How to be a powder hound seeking solace in a popular Japan

Being born to sun loving parents my childhood holidays did not involve groomers, goggles or gondolas. A university ski trip to Jindy in the early 80’s changed all that.

Finally, at the age of 19, I had found a sport I could love and pursue at my own pace. A sport that I seemed to be good at. And I’ve loved it ever since.

It’s easy to rib skiing in Australia, and I’m guilty of doing it myself. I’m proud to say my kids ended up being Milo kids, but once you’ve skied overseas it’s hard not to compare. For half a decade the comparison was against the best of North America.

It wasn’t until chance took me to Niseko in January 2005, where, I found a whole new level of love.

OO-yuki, chi-chi pow pow, JaPow. Call it what you like. I’ve never seen it so plentiful, so light and literally straight out of the front door.

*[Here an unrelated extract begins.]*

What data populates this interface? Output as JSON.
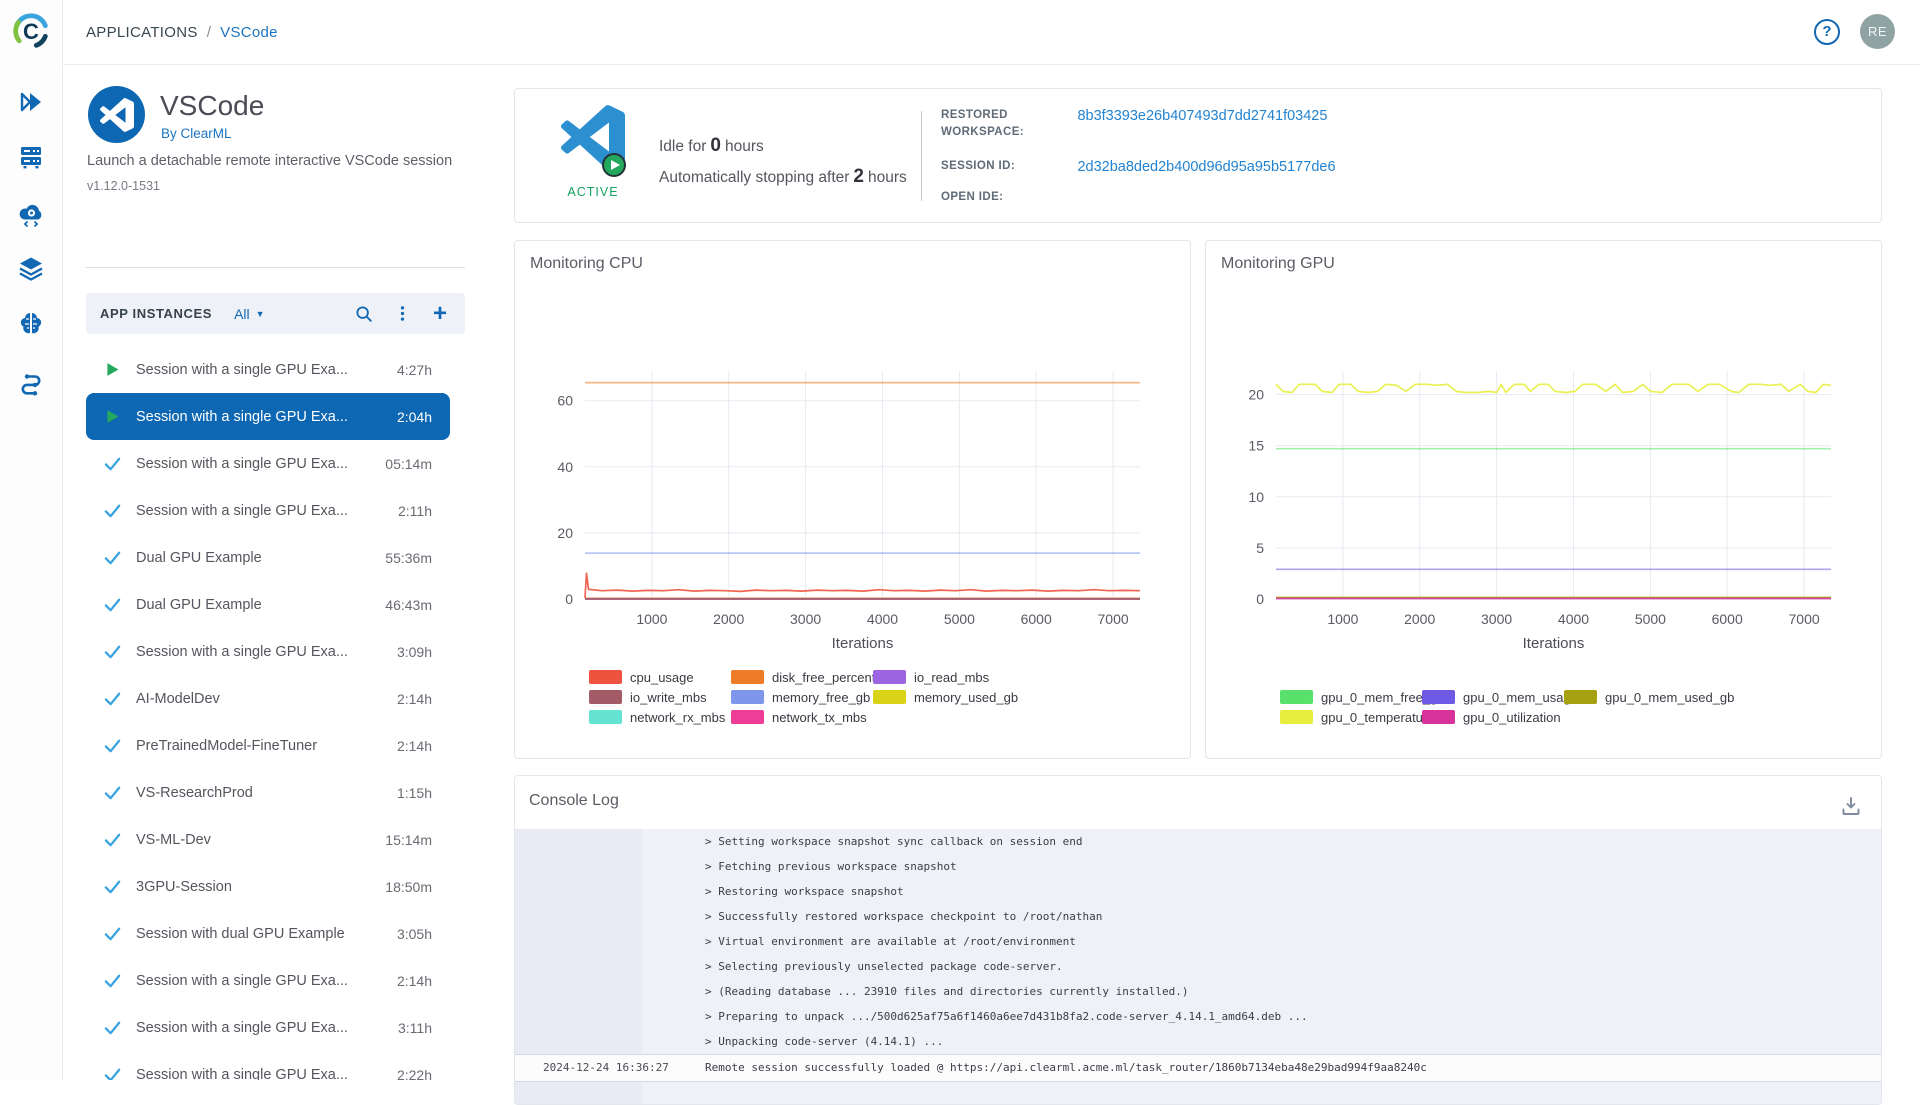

Go out for a few drinks at night, sleep in, get up at 10am and all the pow in the world will still be there all day for anyone who wants it.  Why go heli-skiing when you can access waist deep pow from a non-existent lift line anytime day and (even better still) at night.

The food, the people, the culture, the politeness. Onsens, tatami mat floors, toilets that do more than just flush, taxis with self-opening doors. Heck, even Hibiki 17 whiskey was a mere $60 a bottle. I was hooked. And that drug? The one that keeps us coming back year in year out? They call it Japow-der.

The late Doug Coombs said that skiing powder was ‘like flying’. For me it’s the synergy of multiple factors such as risk, adventure and that feeling of floating that literally cannot be mirrored anywhere.

Japan itself is a huge ski industry success story. No ‘shrimp on the barbie’ campaign needed here. According to JNTO there were 7.33 million visitors to its shores in the first year I visited, 2005. And that is set to rise to 40 million next year.

All across Japan the major ski areas are flourishing, which in reality is great news. With birth rates falling and populations ageing, the decline of rural Japan is very real. Japan’s tourist numbers may be burgeoning, but their own population is shrinking.

Despite being the world’s third-biggest economy, some rural communities are veritable ghost towns. A walk through the barren streets of Naeba (home to an uncrowded powder resort) paints this picture with ease.

However, the major ski resorts are bucking this trend and bucking it in a big way. Now if you sleep in until 9am then you’ve almost certainly lost fresh tracks.

Walk the streets of Hakuba at 7pm mid January with eight people looking for dinner and you’re going to end up eating at the 7-11. Go see the Dosojin fire festival in Nozawa on January 15 to witness a schoolies-esque exhibition of western drunkedness.

Don’t even bother trying to learn Japanese in Niseko or Hakuba because the guy behind the bar serving you will probably be an Aussie.

Finding the snow soul

So, what does this mean for the powder hounds seeking the solace of an authentic Japan ski experience? 

If you want a ski in/ski out Japan experience in a western style ‘XYZ-Tracks’ condo with three other families all in the same building then you are beholden to the big resorts and the constraints/conditions that go with that choice. And sure, many of them are desirable with supermarkets, ski instructors, bars and night clubs and a ton of your like-minded countrymen.

But if it’s all about the powder and not much else, then a little bit of internet savviness will reward you in leaps and bounds.

If the lure of ski in ski out is still a necessity but you don’t need the ritz and glitz then a trip to the Tōhoku region, namely Zao Onsen will not disappoint. Naeba is also an interesting choice, particularly with the awesome gondola access to Kagura.

But if you’ve come this far, why not go all out and be a really independent soul? Renting a car is quite easy in Japan. Snow tyres are safe as long as you drive to the conditions and just take it easy. Use your phone as the GPS (everyone has international data these days).

You’ll even find the steering wheel on the same side as your Mazda 3 parked back home in the Aussie sun. Just don’t drink and drive or disrespect the order. And please, unless essential, do not use your horn.

Renting a car opens up an entirety of Japan that is virtually untouched by grubby western fingers. Go stop at a random supermarket and grab some weird foods, or a DCM Homec, have an onsen away from the crowds where you will be the only westerner in there. Go have dinner at an Izakaya where no-one speaks English.

And best of all ski untouched powder pretty much all day, every day and at crazy prices. 

In Hokkaido, start with the bigger towns namely Otaru and Asahikawa, even Sapporo and explore the region around. In Honshu try the ski areas in the lesser known prefectures of Aomori and Iwate where you’ll find gems such as Shizukuishi. The Aizu region and also Gunma closer to Tokyo are also worth checking out.  

Take a sense of adventure and just road trip from powder haven to powder haven. Japan has around 500 ski resorts and if you’ve come this far, you’ll figure the rest out, it’s not rocket science, it’s the internet and Google is your friend.

Editors note: Bypass Google and head to SnowsBest.com Japan section for a ton of Japan skiing and boarding content. 

READ MORE  9 secret ski resorts of Japan you haven’t heard of, yet

Dave is a PE teacher from Sydney's Northern Beaches who is a passionate traveller, family man, skier and part time writer on snow and wine travel!